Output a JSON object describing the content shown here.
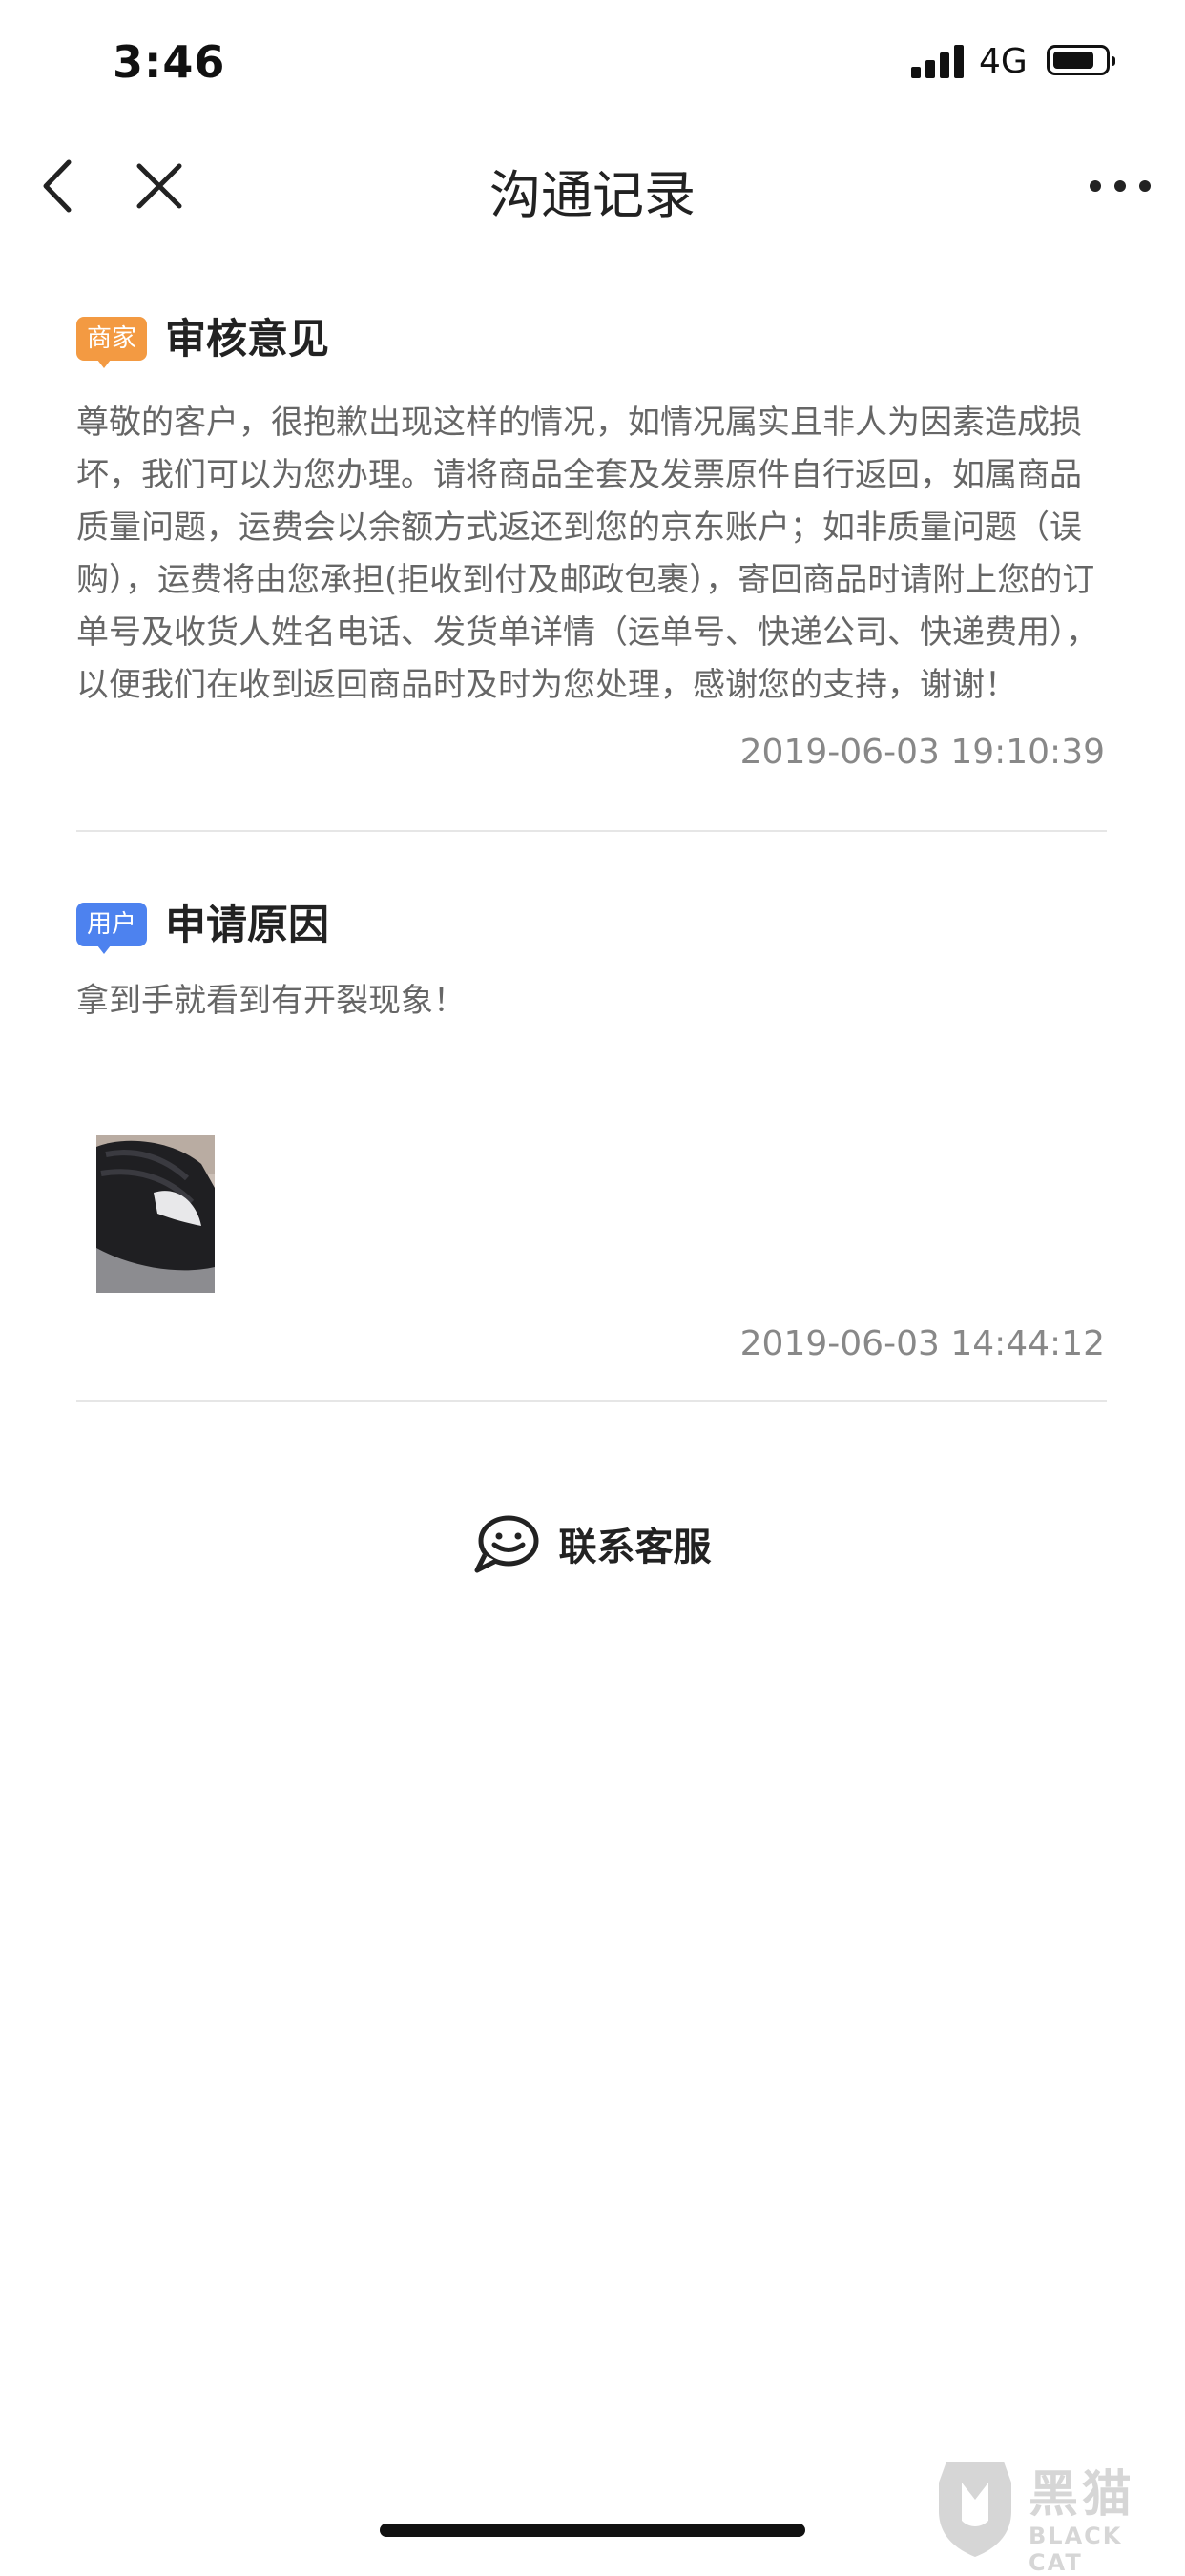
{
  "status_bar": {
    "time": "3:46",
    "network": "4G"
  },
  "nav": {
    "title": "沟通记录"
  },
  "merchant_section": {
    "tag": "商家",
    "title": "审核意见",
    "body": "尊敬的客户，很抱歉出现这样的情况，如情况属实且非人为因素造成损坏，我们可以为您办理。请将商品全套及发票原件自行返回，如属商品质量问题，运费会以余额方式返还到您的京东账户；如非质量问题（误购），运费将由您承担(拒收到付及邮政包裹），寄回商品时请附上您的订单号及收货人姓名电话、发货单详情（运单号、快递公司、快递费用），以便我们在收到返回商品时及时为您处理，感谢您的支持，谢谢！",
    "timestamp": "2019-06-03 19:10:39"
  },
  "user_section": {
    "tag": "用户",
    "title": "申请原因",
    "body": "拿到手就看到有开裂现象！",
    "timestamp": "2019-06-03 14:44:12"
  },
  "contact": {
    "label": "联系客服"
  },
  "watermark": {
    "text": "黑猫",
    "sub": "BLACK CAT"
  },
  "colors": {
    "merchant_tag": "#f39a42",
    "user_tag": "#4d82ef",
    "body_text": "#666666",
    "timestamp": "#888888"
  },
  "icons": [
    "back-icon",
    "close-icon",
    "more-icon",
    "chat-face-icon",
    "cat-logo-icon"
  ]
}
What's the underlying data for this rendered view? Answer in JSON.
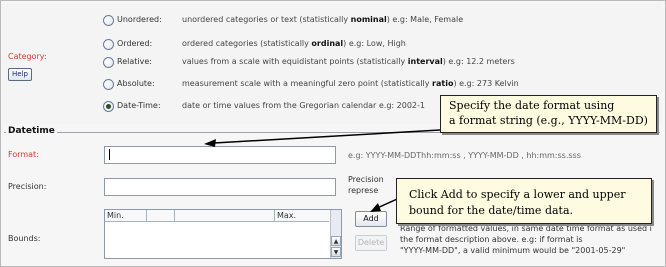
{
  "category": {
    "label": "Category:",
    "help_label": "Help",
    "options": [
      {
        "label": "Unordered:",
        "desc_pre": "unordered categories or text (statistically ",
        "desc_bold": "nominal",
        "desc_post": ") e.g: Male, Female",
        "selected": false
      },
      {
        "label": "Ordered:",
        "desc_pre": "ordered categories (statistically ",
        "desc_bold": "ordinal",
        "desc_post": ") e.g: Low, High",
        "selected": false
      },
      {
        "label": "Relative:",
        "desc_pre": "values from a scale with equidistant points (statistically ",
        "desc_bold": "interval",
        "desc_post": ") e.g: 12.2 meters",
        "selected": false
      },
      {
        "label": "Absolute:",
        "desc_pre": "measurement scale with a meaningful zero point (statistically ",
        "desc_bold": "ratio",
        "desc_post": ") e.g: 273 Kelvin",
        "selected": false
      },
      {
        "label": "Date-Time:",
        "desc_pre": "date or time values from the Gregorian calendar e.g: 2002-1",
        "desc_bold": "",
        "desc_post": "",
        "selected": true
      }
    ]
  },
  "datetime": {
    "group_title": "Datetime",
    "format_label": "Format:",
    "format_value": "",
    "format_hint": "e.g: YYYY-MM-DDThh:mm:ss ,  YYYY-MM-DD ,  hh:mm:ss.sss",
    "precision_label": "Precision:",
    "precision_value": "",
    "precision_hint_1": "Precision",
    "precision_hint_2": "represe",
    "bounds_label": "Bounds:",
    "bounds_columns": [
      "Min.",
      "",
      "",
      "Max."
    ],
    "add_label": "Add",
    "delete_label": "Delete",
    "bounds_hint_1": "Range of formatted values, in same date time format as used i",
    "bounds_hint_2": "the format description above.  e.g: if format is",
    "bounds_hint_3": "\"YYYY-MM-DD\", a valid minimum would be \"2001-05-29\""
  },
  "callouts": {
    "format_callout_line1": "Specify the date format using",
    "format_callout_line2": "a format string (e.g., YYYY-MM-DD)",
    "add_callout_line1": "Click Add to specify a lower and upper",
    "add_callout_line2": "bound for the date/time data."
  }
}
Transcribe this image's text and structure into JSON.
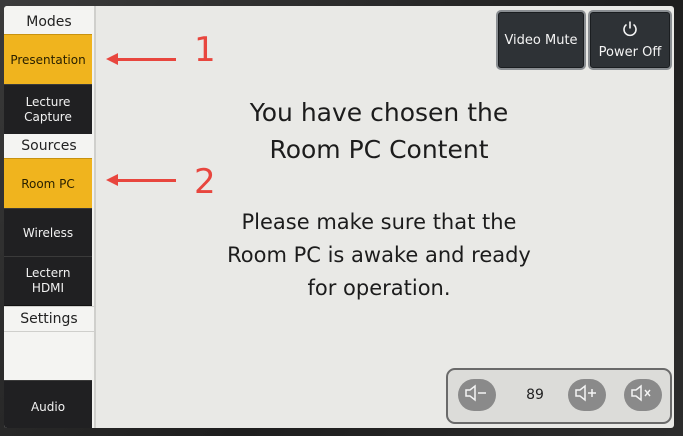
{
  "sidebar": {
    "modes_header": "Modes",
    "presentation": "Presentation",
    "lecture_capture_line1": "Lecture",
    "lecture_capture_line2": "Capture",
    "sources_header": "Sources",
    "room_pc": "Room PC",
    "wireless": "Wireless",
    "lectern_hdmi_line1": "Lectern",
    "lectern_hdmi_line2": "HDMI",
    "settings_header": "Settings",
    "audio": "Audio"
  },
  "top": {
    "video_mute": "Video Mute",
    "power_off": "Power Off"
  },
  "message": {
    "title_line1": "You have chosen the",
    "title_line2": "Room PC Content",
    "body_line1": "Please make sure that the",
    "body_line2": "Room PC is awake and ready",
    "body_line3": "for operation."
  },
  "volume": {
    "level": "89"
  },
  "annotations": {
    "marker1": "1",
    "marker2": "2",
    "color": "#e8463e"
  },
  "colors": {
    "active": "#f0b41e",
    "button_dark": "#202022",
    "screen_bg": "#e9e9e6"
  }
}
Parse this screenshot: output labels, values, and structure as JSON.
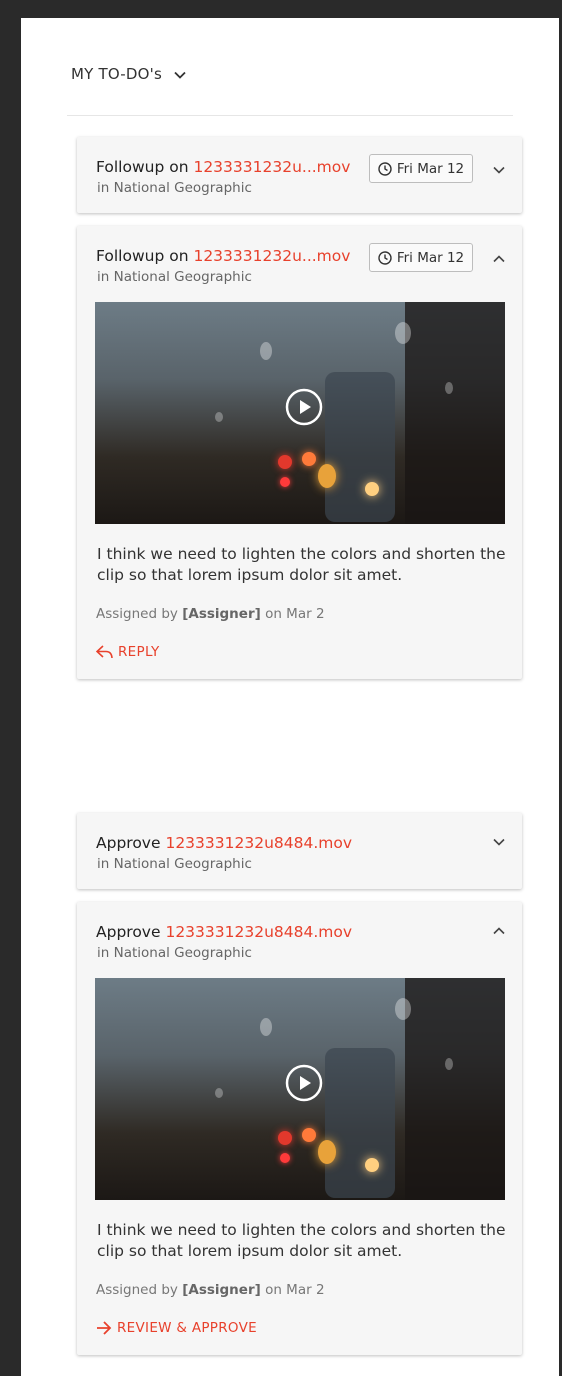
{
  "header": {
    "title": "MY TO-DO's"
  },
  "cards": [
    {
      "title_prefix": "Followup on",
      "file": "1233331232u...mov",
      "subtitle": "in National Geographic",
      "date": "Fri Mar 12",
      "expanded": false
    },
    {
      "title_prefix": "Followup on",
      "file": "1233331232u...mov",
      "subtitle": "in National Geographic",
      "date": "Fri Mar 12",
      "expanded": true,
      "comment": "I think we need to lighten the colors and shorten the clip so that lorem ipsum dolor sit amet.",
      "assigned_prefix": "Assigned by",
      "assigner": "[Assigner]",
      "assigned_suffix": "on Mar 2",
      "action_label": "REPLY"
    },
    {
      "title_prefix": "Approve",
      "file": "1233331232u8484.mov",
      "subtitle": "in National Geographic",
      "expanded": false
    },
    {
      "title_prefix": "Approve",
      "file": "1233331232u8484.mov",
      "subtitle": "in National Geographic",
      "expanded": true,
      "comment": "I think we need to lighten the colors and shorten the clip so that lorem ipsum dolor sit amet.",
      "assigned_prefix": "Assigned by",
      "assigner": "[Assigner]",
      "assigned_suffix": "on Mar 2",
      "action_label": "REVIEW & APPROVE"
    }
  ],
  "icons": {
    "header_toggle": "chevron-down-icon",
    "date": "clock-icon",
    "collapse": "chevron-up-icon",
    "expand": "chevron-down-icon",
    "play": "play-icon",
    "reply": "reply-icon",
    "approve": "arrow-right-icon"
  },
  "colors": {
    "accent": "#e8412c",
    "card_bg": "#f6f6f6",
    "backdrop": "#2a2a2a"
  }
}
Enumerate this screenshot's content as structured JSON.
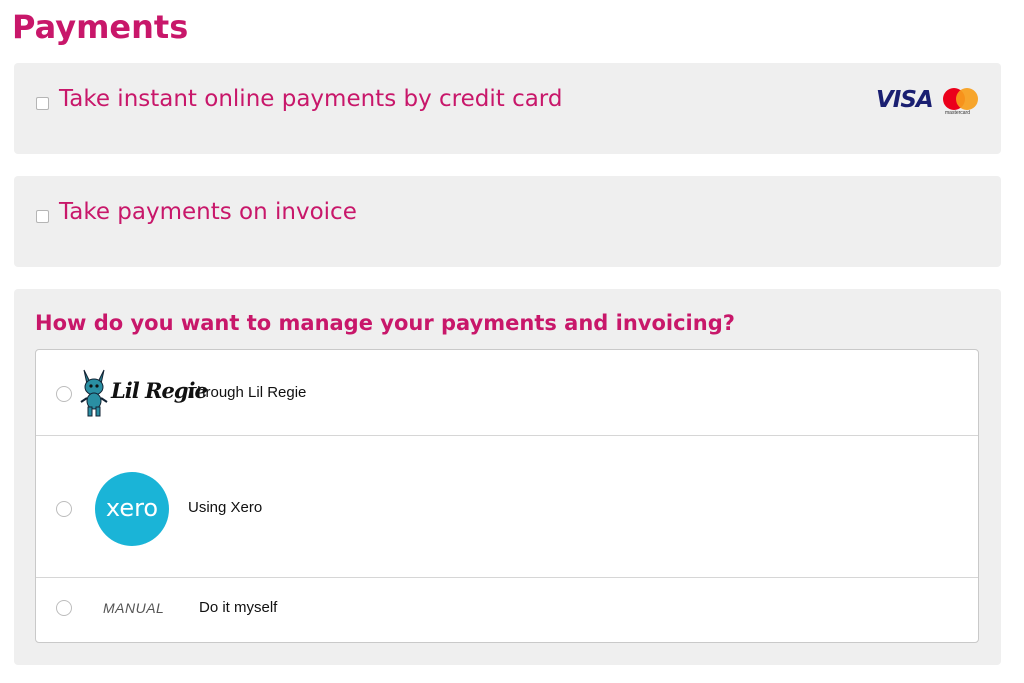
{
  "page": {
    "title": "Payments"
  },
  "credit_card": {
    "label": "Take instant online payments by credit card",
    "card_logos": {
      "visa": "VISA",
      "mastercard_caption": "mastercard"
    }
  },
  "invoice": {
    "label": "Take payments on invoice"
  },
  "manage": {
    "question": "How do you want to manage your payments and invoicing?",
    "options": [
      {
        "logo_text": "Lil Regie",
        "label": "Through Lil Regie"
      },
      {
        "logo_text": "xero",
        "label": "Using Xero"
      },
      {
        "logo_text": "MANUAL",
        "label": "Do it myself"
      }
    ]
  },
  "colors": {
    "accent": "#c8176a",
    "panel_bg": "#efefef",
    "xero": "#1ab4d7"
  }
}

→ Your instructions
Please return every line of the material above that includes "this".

→ Exercise output
What's the underlying data for this rendered view? Answer in JSON.
Transcribe this image's text and structure into JSON.
Parse this screenshot: output labels, values, and structure as JSON.
Enumerate this screenshot's content as structured JSON.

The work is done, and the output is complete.